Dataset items

....

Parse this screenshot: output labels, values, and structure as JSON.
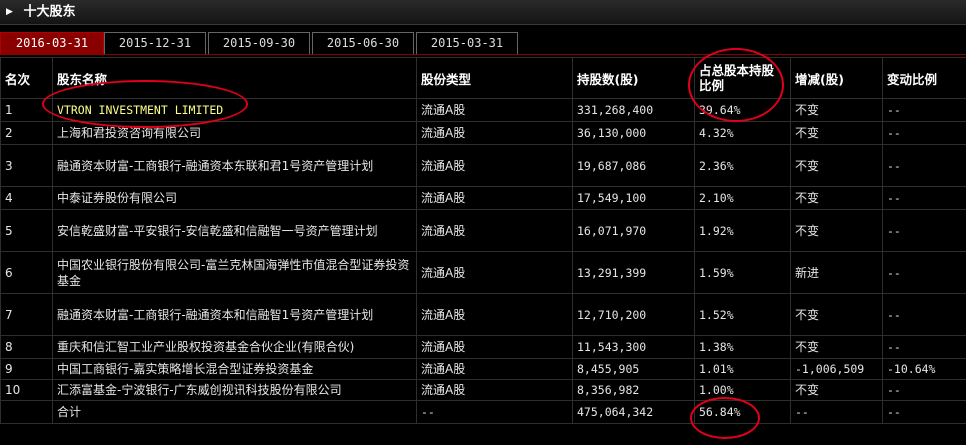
{
  "title": "十大股东",
  "tabs": [
    "2016-03-31",
    "2015-12-31",
    "2015-09-30",
    "2015-06-30",
    "2015-03-31"
  ],
  "headers": [
    "名次",
    "股东名称",
    "股份类型",
    "持股数(股)",
    "占总股本持股比例",
    "增减(股)",
    "变动比例"
  ],
  "rows": [
    {
      "rank": "1",
      "name": "VTRON INVESTMENT LIMITED",
      "type": "流通A股",
      "shares": "331,268,400",
      "ratio": "39.64%",
      "change": "不变",
      "change_ratio": "--"
    },
    {
      "rank": "2",
      "name": "上海和君投资咨询有限公司",
      "type": "流通A股",
      "shares": "36,130,000",
      "ratio": "4.32%",
      "change": "不变",
      "change_ratio": "--"
    },
    {
      "rank": "3",
      "name": "融通资本财富-工商银行-融通资本东联和君1号资产管理计划",
      "type": "流通A股",
      "shares": "19,687,086",
      "ratio": "2.36%",
      "change": "不变",
      "change_ratio": "--"
    },
    {
      "rank": "4",
      "name": "中泰证券股份有限公司",
      "type": "流通A股",
      "shares": "17,549,100",
      "ratio": "2.10%",
      "change": "不变",
      "change_ratio": "--"
    },
    {
      "rank": "5",
      "name": "安信乾盛财富-平安银行-安信乾盛和信融智一号资产管理计划",
      "type": "流通A股",
      "shares": "16,071,970",
      "ratio": "1.92%",
      "change": "不变",
      "change_ratio": "--"
    },
    {
      "rank": "6",
      "name": "中国农业银行股份有限公司-富兰克林国海弹性市值混合型证券投资基金",
      "type": "流通A股",
      "shares": "13,291,399",
      "ratio": "1.59%",
      "change": "新进",
      "change_ratio": "--"
    },
    {
      "rank": "7",
      "name": "融通资本财富-工商银行-融通资本和信融智1号资产管理计划",
      "type": "流通A股",
      "shares": "12,710,200",
      "ratio": "1.52%",
      "change": "不变",
      "change_ratio": "--"
    },
    {
      "rank": "8",
      "name": "重庆和信汇智工业产业股权投资基金合伙企业(有限合伙)",
      "type": "流通A股",
      "shares": "11,543,300",
      "ratio": "1.38%",
      "change": "不变",
      "change_ratio": "--"
    },
    {
      "rank": "9",
      "name": "中国工商银行-嘉实策略增长混合型证券投资基金",
      "type": "流通A股",
      "shares": "8,455,905",
      "ratio": "1.01%",
      "change": "-1,006,509",
      "change_ratio": "-10.64%"
    },
    {
      "rank": "10",
      "name": "汇添富基金-宁波银行-广东威创视讯科技股份有限公司",
      "type": "流通A股",
      "shares": "8,356,982",
      "ratio": "1.00%",
      "change": "不变",
      "change_ratio": "--"
    }
  ],
  "total": {
    "rank": "",
    "name": "合计",
    "type": "--",
    "shares": "475,064,342",
    "ratio": "56.84%",
    "change": "--",
    "change_ratio": "--"
  },
  "colors": {
    "accent": "#8a0000",
    "circle": "#e0001a",
    "highlight": "#ffff88"
  }
}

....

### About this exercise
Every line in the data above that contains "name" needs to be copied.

### Task response
      "name": "VTRON INVESTMENT LIMITED",
      "name": "上海和君投资咨询有限公司",
      "name": "融通资本财富-工商银行-融通资本东联和君1号资产管理计划",
      "name": "中泰证券股份有限公司",
      "name": "安信乾盛财富-平安银行-安信乾盛和信融智一号资产管理计划",
      "name": "中国农业银行股份有限公司-富兰克林国海弹性市值混合型证券投资基金",
      "name": "融通资本财富-工商银行-融通资本和信融智1号资产管理计划",
      "name": "重庆和信汇智工业产业股权投资基金合伙企业(有限合伙)",
      "name": "中国工商银行-嘉实策略增长混合型证券投资基金",
      "name": "汇添富基金-宁波银行-广东威创视讯科技股份有限公司",
    "name": "合计",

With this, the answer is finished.